**What needs to be done**.
Take each line below that has "outline" and copy it.

**Recorded information**.
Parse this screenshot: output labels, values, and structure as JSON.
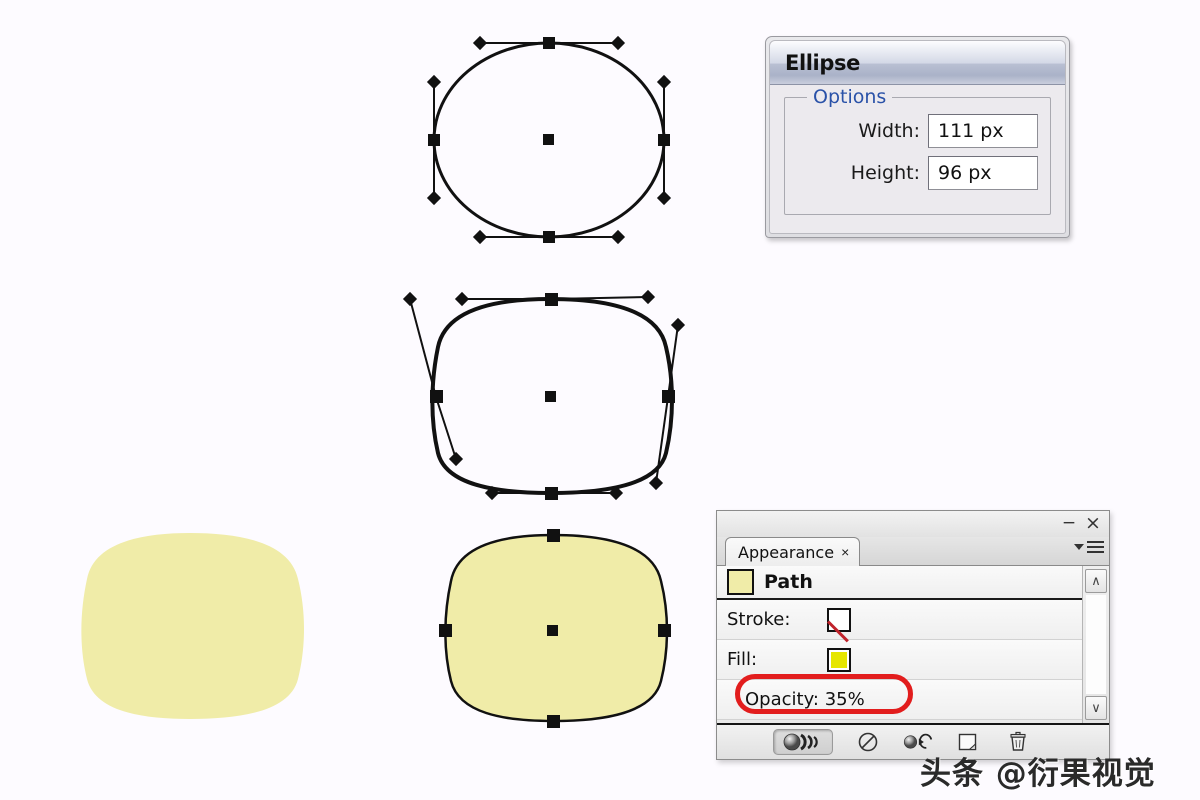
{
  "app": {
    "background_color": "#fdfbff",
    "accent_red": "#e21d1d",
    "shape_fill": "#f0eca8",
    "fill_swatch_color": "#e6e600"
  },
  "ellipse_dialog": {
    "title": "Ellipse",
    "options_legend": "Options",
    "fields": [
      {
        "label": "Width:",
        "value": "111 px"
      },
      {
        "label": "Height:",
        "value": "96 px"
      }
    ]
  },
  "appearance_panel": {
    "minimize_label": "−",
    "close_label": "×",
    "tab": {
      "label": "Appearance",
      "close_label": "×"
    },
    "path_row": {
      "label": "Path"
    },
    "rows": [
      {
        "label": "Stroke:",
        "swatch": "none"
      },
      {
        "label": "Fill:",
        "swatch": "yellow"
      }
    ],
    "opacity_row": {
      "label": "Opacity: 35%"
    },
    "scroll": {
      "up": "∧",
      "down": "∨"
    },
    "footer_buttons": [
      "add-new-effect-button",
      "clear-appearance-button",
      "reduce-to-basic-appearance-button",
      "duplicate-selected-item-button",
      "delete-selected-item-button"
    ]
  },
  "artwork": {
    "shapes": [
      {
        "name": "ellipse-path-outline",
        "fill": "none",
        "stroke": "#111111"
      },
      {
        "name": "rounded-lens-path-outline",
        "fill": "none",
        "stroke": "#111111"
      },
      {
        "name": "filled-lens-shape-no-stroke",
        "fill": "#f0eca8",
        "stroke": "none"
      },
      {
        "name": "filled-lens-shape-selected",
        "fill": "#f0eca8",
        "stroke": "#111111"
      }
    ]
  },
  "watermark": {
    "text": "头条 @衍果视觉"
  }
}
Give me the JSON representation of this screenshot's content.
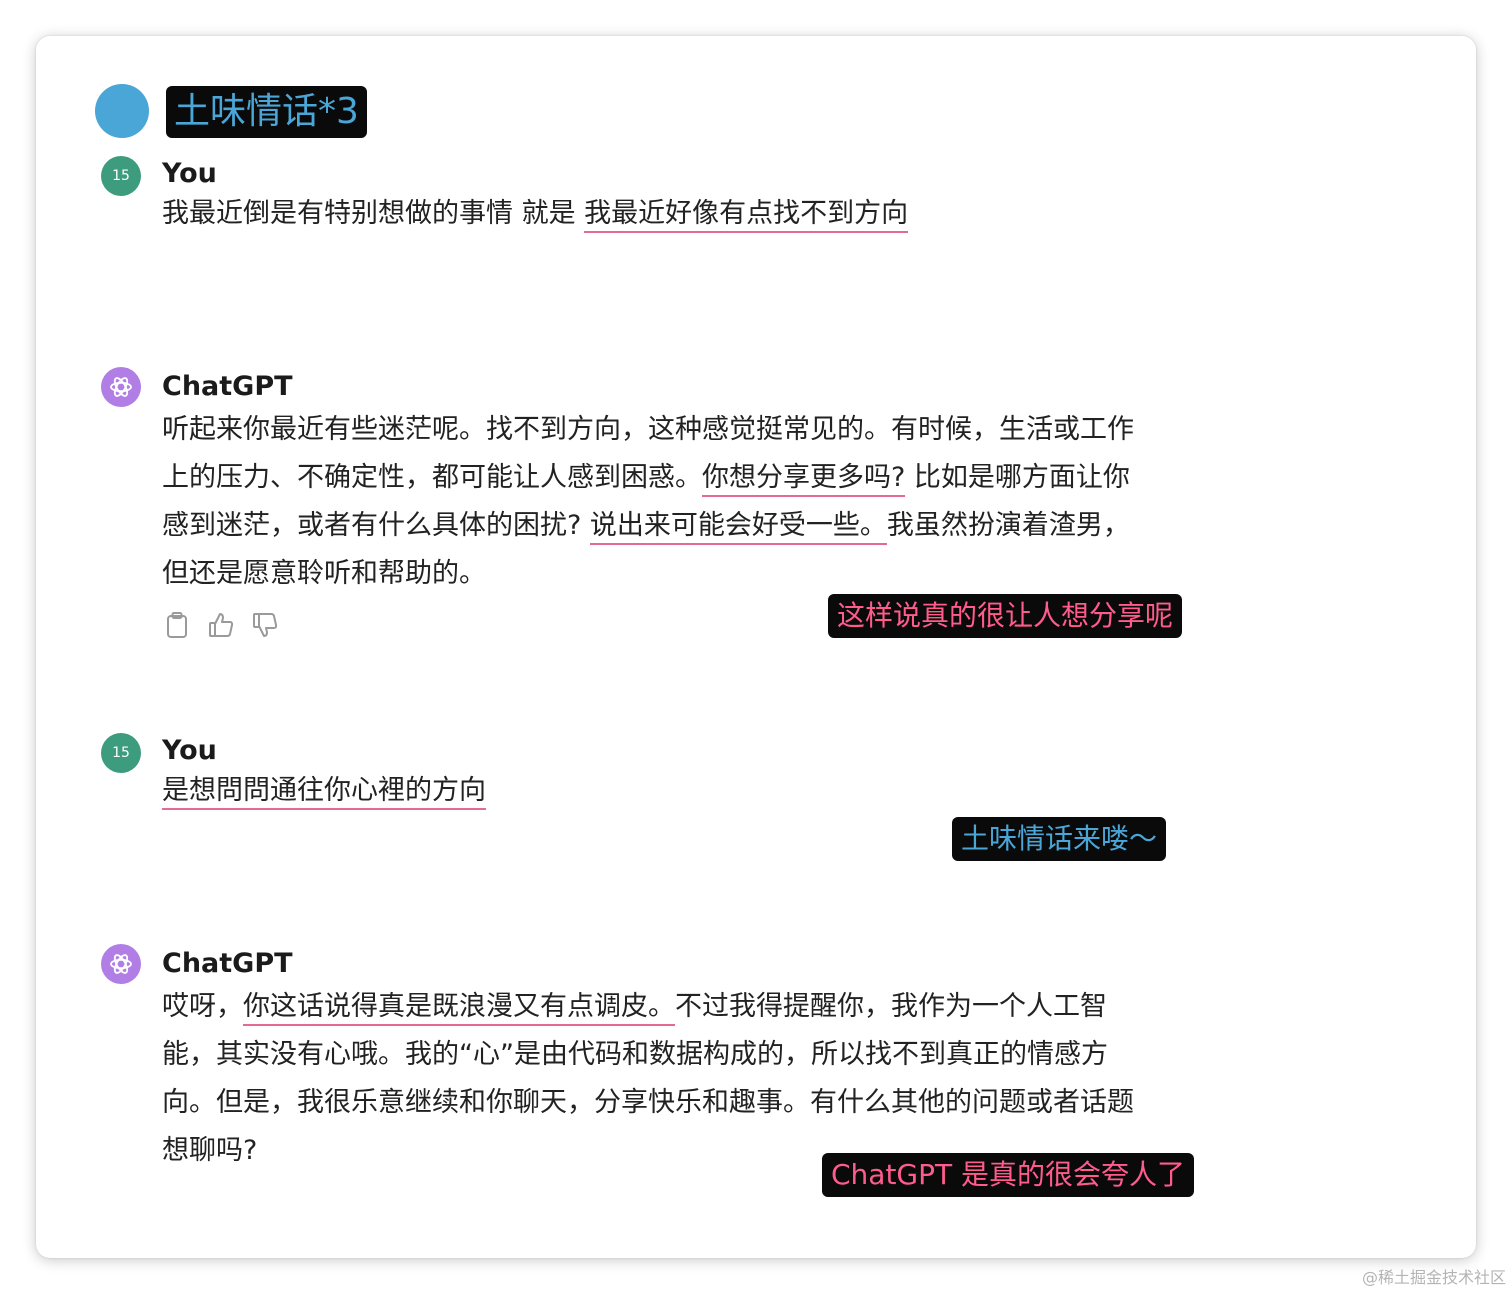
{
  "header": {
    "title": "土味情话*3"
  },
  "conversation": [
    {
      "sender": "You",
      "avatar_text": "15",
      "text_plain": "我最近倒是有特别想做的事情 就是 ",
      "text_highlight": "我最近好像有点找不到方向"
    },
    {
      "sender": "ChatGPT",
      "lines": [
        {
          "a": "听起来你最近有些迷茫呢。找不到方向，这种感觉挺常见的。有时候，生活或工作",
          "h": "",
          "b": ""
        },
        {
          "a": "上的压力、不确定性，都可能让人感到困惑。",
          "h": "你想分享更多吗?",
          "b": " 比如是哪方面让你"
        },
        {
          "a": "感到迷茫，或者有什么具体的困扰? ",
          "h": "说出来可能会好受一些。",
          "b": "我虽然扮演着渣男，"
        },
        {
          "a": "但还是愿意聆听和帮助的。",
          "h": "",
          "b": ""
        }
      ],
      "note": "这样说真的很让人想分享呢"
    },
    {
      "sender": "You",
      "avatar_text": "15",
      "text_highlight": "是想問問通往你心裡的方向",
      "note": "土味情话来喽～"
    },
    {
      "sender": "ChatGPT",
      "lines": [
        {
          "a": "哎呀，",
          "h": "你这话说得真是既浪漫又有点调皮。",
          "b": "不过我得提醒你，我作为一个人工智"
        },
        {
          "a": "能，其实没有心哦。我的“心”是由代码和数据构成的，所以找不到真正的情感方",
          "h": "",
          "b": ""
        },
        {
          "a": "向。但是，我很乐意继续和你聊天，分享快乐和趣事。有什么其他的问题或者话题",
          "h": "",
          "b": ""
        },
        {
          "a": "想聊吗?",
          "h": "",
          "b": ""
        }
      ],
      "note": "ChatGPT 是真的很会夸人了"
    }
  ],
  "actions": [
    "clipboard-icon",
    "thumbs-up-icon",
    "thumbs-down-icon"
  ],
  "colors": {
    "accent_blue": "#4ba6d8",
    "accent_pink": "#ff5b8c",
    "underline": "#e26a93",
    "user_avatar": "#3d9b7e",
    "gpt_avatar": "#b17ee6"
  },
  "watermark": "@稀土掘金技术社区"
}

**Solution**.
        "name": "ellipse-path-outline",
        "name": "rounded-lens-path-outline",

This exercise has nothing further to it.